* **Assignment**
Copy, from the entries below, each line where the word "Yoji" can be found.

<<<<

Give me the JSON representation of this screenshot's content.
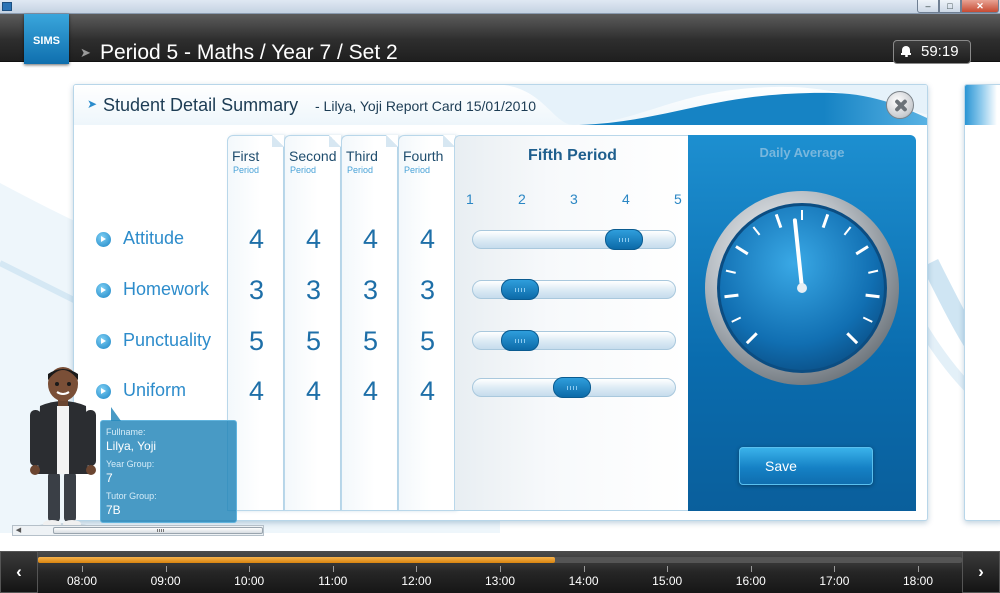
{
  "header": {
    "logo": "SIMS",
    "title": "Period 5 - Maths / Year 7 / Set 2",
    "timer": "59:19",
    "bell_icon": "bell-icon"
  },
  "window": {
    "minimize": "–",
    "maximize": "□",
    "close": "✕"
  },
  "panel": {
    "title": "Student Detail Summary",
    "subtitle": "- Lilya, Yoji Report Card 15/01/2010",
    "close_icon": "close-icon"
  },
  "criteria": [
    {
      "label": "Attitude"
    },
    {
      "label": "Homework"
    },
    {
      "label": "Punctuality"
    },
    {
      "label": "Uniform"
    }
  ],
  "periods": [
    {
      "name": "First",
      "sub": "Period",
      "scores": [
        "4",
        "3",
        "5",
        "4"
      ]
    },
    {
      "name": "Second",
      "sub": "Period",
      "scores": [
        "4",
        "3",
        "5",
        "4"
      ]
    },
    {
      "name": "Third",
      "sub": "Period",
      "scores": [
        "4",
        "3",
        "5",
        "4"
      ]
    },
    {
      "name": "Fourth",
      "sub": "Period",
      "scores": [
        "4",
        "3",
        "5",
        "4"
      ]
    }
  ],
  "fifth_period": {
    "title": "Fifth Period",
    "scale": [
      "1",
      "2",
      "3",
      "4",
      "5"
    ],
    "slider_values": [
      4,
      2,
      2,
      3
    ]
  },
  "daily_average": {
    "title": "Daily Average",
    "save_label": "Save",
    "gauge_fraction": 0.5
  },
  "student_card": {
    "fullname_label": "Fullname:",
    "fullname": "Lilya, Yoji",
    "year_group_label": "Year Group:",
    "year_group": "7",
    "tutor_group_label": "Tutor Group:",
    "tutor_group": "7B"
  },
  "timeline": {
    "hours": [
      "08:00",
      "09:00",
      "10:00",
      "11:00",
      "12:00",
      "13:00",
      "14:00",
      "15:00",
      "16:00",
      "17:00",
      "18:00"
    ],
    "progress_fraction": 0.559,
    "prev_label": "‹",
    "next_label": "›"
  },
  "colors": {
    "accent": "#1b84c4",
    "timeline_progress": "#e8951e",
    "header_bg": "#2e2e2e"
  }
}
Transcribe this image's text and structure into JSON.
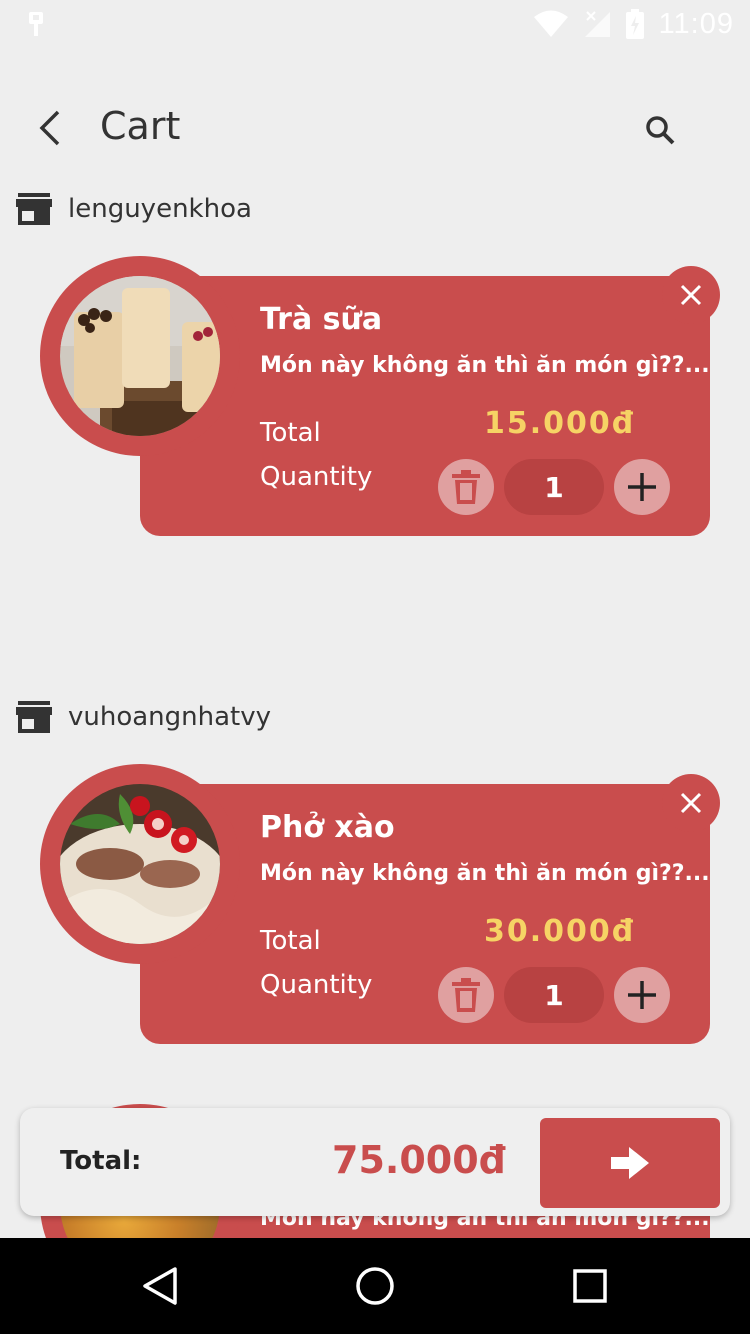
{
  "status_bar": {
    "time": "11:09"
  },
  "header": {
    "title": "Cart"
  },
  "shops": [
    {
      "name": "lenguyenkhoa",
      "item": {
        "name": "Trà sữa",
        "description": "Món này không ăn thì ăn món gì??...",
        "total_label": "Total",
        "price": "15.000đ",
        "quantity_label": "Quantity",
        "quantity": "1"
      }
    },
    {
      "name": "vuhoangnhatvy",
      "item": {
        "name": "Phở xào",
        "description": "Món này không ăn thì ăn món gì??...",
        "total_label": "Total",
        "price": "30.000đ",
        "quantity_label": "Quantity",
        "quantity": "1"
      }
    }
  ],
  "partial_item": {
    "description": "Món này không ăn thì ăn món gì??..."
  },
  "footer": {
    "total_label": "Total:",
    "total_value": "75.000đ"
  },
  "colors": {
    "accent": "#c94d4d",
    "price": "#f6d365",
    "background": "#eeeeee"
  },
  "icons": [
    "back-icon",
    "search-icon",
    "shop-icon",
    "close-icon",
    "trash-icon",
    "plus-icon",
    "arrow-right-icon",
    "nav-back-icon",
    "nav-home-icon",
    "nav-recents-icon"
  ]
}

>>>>

* **Result below**
    "subtitle": "- Lilya, Yoji Report Card 15/01/2010",
    "fullname": "Lilya, Yoji",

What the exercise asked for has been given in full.